Food also sticks to stainless steel. That’s why Dahmen lines her pots with tin, a naturally non-stick material that bonds at the molecular level with copper.
“They are both non-ferrous—they contain no iron—so they form a permanent bond and conduct heat together,” explains Dahmen.
Dahmen says she’s learned the lingo enough that she’s been asked more than once if she’s an engineer. “I really geek out on the science,” says Dahmen, laughing.
But as Dahmen moved forward with her business, she also found herself moving deeper into the past and her understanding of historical production methods. She discovered Bob Bartelme, a master tinsmith in West Bend, who invited her to come watch him work. His shop, says Dahmen, was like stepping back several centuries.
“He has all these old tools that he uses to recreate old kitchen ware,” describes Dahmen. “I just wanted to watch but then he invited me to try to make something, and, before I knew it, I’d become his apprentice.”

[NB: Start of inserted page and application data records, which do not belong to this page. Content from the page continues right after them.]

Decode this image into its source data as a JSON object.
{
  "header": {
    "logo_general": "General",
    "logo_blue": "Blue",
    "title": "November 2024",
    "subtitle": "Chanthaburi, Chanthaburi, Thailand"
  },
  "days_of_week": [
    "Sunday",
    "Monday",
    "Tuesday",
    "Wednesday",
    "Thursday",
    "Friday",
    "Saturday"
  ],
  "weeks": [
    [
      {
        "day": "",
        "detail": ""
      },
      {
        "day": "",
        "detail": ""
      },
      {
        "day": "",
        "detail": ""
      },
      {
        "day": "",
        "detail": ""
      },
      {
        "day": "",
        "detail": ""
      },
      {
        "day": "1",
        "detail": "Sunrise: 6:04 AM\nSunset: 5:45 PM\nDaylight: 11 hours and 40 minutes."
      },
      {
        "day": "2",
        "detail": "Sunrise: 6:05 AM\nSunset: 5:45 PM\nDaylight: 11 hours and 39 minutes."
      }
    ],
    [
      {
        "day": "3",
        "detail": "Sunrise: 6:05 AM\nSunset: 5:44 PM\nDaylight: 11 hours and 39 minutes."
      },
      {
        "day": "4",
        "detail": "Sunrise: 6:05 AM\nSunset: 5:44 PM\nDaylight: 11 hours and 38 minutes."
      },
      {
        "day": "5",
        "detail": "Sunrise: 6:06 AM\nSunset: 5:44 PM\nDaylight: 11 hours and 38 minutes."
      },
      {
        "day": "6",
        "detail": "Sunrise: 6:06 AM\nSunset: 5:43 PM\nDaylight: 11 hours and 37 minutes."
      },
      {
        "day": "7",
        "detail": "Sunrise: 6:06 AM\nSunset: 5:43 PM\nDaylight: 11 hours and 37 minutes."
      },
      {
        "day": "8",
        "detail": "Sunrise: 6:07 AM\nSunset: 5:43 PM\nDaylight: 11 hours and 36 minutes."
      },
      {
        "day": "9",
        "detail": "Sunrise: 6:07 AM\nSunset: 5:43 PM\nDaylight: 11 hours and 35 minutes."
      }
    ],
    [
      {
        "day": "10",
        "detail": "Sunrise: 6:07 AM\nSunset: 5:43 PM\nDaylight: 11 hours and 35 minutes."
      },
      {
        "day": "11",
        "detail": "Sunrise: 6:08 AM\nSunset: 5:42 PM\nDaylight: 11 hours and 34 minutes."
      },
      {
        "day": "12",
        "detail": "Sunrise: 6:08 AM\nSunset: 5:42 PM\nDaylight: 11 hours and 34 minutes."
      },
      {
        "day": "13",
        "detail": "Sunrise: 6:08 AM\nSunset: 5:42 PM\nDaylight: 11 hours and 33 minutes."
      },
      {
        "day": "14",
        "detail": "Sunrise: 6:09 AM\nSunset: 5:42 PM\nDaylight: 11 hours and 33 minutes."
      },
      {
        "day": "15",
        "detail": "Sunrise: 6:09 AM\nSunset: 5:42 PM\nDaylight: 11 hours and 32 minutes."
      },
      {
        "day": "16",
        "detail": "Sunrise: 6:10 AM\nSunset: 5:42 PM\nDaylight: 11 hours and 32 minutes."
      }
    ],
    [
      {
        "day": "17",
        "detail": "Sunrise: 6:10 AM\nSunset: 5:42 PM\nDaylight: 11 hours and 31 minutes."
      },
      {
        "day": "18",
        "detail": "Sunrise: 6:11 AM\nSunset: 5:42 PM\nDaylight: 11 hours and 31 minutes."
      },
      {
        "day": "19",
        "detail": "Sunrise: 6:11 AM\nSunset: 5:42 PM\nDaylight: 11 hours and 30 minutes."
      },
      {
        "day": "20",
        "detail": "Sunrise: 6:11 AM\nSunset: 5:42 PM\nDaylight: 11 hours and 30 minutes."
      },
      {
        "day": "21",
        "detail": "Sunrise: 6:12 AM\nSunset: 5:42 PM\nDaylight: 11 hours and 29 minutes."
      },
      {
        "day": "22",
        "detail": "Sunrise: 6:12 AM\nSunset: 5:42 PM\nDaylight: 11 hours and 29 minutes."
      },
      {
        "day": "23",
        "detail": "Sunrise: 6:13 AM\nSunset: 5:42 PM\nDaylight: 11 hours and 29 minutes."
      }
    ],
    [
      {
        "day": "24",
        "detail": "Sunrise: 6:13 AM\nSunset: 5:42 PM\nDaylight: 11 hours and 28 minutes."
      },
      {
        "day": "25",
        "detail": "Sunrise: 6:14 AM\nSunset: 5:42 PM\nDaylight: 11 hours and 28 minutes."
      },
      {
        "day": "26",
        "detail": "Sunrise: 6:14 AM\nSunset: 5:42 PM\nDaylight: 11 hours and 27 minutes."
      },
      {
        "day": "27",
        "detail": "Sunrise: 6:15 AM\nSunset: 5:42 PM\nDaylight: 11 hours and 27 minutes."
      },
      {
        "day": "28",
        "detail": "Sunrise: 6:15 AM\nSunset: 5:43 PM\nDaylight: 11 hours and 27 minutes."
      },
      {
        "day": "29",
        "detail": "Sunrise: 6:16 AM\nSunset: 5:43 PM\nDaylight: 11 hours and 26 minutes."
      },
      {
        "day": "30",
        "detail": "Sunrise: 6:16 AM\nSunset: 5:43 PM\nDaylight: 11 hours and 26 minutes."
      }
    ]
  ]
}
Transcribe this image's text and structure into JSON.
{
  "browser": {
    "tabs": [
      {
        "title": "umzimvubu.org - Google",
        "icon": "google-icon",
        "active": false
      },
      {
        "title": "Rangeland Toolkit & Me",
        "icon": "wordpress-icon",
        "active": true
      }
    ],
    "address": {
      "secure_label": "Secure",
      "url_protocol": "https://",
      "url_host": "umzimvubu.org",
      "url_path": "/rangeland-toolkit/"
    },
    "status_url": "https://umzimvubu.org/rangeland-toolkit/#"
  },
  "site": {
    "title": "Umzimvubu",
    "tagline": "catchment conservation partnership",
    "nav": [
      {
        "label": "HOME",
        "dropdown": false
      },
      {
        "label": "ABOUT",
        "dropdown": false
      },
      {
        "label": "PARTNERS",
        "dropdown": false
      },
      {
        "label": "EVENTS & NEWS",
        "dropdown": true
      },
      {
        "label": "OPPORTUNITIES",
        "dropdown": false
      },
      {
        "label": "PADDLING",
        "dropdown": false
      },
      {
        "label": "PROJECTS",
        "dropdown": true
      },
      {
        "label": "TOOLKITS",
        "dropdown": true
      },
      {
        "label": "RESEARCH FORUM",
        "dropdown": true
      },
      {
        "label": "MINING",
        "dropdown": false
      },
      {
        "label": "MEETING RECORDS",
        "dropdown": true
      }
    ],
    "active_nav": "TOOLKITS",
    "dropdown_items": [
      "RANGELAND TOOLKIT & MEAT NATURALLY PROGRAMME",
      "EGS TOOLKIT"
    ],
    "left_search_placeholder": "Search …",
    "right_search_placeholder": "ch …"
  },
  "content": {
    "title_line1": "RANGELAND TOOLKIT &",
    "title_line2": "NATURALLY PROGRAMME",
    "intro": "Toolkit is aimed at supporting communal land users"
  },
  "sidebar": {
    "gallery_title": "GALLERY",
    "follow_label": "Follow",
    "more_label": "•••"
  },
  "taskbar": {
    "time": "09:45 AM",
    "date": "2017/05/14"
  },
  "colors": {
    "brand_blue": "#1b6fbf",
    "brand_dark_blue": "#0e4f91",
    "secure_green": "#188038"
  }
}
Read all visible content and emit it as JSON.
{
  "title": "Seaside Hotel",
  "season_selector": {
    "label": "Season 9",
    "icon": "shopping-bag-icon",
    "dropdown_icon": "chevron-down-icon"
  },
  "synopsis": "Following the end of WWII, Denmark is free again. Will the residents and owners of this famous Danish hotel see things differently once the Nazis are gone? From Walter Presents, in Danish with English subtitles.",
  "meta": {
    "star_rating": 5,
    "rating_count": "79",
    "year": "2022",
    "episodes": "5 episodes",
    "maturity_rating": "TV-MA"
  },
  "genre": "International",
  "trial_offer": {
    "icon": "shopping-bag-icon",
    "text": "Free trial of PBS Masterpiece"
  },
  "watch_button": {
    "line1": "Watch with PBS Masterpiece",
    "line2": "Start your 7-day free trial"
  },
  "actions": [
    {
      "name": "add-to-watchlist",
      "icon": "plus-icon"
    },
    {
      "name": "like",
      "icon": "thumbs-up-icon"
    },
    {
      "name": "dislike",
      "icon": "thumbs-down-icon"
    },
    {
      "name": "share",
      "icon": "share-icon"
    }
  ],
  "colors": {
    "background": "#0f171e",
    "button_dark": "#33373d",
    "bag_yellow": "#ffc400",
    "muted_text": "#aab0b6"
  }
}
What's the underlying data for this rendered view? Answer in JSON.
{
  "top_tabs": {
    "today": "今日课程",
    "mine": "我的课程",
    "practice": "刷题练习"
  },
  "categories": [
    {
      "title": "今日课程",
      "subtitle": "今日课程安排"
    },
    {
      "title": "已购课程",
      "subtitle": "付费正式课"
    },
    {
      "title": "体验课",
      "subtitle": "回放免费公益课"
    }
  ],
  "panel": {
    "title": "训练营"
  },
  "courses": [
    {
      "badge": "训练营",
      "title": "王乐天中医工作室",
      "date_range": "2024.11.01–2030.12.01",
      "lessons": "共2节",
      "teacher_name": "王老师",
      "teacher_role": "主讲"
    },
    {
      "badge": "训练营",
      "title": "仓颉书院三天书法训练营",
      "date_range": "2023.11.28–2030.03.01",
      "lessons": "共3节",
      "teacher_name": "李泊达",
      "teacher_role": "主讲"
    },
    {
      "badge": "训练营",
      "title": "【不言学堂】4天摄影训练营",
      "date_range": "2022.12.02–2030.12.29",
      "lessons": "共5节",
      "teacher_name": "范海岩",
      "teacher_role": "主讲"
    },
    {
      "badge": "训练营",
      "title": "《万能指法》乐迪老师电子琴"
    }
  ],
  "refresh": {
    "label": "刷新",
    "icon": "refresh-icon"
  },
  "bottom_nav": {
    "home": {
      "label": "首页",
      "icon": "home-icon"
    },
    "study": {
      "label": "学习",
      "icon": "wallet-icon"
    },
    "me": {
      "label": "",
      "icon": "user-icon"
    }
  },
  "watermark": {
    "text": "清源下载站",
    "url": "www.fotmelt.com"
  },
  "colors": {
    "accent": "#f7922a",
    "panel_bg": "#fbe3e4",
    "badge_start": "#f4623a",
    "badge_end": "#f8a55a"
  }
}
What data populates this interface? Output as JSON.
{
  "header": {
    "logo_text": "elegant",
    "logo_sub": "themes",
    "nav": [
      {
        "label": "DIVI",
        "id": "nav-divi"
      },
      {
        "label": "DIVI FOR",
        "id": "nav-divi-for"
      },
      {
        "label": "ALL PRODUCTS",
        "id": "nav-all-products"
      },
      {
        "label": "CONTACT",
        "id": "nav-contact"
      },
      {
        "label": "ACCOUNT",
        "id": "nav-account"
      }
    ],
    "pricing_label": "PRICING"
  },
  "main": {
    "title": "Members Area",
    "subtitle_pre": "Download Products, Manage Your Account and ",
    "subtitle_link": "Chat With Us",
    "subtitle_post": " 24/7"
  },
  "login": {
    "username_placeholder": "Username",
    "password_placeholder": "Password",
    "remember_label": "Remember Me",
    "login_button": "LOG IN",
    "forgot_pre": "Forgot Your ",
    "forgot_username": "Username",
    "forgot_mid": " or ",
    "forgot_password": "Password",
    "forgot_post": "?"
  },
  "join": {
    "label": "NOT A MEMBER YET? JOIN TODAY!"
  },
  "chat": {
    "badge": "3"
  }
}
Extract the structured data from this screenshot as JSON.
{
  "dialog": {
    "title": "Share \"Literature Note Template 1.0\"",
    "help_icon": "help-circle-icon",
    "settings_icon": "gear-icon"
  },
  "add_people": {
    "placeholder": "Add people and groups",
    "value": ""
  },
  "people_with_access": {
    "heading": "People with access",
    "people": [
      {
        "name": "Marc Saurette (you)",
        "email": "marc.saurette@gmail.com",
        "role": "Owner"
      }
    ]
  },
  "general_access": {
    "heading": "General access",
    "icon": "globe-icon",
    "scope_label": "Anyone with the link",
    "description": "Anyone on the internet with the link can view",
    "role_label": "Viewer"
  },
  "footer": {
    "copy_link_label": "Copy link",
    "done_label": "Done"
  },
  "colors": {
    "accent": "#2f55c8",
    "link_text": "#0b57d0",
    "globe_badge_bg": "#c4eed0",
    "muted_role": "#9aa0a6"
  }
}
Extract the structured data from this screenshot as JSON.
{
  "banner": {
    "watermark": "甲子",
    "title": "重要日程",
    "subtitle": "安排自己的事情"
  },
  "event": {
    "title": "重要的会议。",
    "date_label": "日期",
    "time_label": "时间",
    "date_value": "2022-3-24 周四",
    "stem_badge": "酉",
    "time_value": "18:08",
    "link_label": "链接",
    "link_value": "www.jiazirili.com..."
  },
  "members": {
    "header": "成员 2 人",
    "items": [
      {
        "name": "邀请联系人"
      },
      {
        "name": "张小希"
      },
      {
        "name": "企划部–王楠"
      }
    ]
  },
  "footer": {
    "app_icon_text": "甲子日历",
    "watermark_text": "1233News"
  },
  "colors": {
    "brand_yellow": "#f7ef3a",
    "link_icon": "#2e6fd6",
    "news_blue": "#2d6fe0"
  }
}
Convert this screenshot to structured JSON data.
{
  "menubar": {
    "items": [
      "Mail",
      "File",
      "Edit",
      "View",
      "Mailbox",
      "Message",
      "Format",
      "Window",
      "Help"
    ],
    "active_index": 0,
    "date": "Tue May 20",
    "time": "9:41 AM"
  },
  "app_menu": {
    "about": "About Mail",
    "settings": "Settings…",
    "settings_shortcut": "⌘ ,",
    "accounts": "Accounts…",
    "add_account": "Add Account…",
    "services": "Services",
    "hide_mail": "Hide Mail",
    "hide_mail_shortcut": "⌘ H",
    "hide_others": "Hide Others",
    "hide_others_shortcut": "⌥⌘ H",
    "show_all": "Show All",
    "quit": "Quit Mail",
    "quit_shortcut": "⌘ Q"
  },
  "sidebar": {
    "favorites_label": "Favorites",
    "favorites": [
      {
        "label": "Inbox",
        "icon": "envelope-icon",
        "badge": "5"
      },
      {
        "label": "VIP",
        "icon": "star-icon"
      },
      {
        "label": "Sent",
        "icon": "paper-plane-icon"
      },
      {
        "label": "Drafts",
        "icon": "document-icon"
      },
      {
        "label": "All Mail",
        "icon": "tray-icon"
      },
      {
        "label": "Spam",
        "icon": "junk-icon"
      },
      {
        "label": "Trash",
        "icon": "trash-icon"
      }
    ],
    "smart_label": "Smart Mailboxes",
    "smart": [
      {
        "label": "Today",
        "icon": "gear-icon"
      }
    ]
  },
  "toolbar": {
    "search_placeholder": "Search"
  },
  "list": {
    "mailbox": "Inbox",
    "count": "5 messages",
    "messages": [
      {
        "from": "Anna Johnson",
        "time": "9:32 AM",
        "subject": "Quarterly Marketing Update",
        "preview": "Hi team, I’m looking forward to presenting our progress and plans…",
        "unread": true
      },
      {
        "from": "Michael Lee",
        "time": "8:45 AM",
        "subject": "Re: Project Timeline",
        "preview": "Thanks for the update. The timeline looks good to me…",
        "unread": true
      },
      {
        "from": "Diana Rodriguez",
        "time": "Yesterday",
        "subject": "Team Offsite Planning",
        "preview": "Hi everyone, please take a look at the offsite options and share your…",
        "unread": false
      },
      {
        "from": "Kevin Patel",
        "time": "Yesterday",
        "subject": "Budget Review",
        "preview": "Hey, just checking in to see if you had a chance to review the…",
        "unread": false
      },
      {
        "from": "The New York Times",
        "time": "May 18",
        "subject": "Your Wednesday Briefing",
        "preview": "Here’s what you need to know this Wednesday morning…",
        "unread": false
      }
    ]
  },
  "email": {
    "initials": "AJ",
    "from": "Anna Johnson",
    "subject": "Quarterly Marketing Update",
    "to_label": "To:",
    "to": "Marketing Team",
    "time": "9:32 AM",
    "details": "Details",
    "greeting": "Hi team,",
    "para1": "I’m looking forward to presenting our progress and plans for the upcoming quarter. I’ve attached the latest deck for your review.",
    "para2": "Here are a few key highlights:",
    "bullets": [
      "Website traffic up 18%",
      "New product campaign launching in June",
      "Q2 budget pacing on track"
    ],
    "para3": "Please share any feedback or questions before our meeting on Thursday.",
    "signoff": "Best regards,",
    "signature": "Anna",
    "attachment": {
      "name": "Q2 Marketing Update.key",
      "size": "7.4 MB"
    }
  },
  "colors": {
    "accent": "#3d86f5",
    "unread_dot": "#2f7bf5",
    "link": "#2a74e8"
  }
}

There are very few tinsmiths in Wisconsin, and Dahmen is eager to keep the trade alive. She now spends three to four hours per week learning from Bartelme.
Dahmen isn’t done learning or searching for new makers to partner with for her new old cookware. “I’m mildly obsessed with cookware and authentic, real goods that last,” she says.
So, What’s So Dutch About a Dutch Oven?
Cast iron cooking vessels have been used for centuries, but it was the Dutch who came up with a superior method for making them in the late 17th century. Using dry sand molds, the Dutch made a smoother, thick-walled pot. It’s that method rather than any particular cooking style that likely gave the Dutch part to its name. The “oven” comes from the lid that encloses the pot.
But it was an Englishman who popularized the Dutch oven and made the mass production of cast iron possible. In 1704, Abraham Darby traveled to the Netherlands to observe and study the casting process. Darby patented a similar process a few years later using reusable patterns and began making and selling cookware at his furnace in Coalbrookdale in England. More importantly, though, in his experimenting, Darby discovered that coke could be used as a substitute for charcoal to smelt iron, a discovery that fueled the Industrial Revolution.
Erika Janik is a writer, historian, and the executive producer of “Wisconsin Life” on Wisconsin Public Radio. Her most recent book is Pistols and Petticoats: 175 Years of Lady Detectives in Fact and Fiction.